YOUR TASK: All records that follow are to be output exactly.

SOURCE MATERIAL:
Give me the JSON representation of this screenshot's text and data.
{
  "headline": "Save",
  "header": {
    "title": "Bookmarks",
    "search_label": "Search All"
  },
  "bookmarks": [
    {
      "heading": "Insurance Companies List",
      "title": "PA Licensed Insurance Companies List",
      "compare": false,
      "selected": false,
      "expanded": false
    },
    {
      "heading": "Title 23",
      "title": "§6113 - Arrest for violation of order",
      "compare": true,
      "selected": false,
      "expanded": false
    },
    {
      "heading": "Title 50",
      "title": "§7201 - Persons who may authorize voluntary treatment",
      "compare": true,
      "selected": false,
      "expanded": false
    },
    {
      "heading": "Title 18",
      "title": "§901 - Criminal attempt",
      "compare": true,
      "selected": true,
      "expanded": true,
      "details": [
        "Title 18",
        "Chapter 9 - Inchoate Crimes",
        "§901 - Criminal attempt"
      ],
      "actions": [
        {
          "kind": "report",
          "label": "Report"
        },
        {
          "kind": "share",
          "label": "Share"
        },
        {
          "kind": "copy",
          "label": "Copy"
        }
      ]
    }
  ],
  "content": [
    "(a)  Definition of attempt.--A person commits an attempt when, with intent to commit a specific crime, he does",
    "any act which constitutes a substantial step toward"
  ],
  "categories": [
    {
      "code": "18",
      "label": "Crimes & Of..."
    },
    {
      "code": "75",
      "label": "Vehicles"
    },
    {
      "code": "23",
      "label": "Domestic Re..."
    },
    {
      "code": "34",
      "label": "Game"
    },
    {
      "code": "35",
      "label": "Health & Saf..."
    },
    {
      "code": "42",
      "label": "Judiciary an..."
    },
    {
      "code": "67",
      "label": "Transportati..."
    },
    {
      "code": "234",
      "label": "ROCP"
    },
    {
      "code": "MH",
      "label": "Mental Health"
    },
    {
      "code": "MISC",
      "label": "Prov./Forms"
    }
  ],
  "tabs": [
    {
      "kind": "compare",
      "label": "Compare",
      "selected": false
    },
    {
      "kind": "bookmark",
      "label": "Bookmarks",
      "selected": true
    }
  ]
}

EXERCISE RESULT:
Give me the JSON representation of this screenshot's text and data.
{
  "headline": "Save",
  "header": {
    "title": "Bookmarks",
    "search_label": "Search All"
  },
  "bookmarks": [
    {
      "heading": "Insurance Companies List",
      "title": "PA Licensed Insurance Companies List",
      "compare": false,
      "selected": false,
      "expanded": false
    },
    {
      "heading": "Title 23",
      "title": "§6113 - Arrest for violation of order",
      "compare": true,
      "selected": false,
      "expanded": false
    },
    {
      "heading": "Title 50",
      "title": "§7201 - Persons who may authorize voluntary treatment",
      "compare": true,
      "selected": false,
      "expanded": false
    },
    {
      "heading": "Title 18",
      "title": "§901 - Criminal attempt",
      "compare": true,
      "selected": true,
      "expanded": true,
      "details": [
        "Title 18",
        "Chapter 9 - Inchoate Crimes",
        "§901 - Criminal attempt"
      ],
      "actions": [
        {
          "kind": "report",
          "label": "Report"
        },
        {
          "kind": "share",
          "label": "Share"
        },
        {
          "kind": "copy",
          "label": "Copy"
        }
      ]
    }
  ],
  "content": [
    "(a)  Definition of attempt.--A person commits an attempt when, with intent to commit a specific crime, he does",
    "any act which constitutes a substantial step toward"
  ],
  "categories": [
    {
      "code": "18",
      "label": "Crimes & Of..."
    },
    {
      "code": "75",
      "label": "Vehicles"
    },
    {
      "code": "23",
      "label": "Domestic Re..."
    },
    {
      "code": "34",
      "label": "Game"
    },
    {
      "code": "35",
      "label": "Health & Saf..."
    },
    {
      "code": "42",
      "label": "Judiciary an..."
    },
    {
      "code": "67",
      "label": "Transportati..."
    },
    {
      "code": "234",
      "label": "ROCP"
    },
    {
      "code": "MH",
      "label": "Mental Health"
    },
    {
      "code": "MISC",
      "label": "Prov./Forms"
    }
  ],
  "tabs": [
    {
      "kind": "compare",
      "label": "Compare",
      "selected": false
    },
    {
      "kind": "bookmark",
      "label": "Bookmarks",
      "selected": true
    }
  ]
}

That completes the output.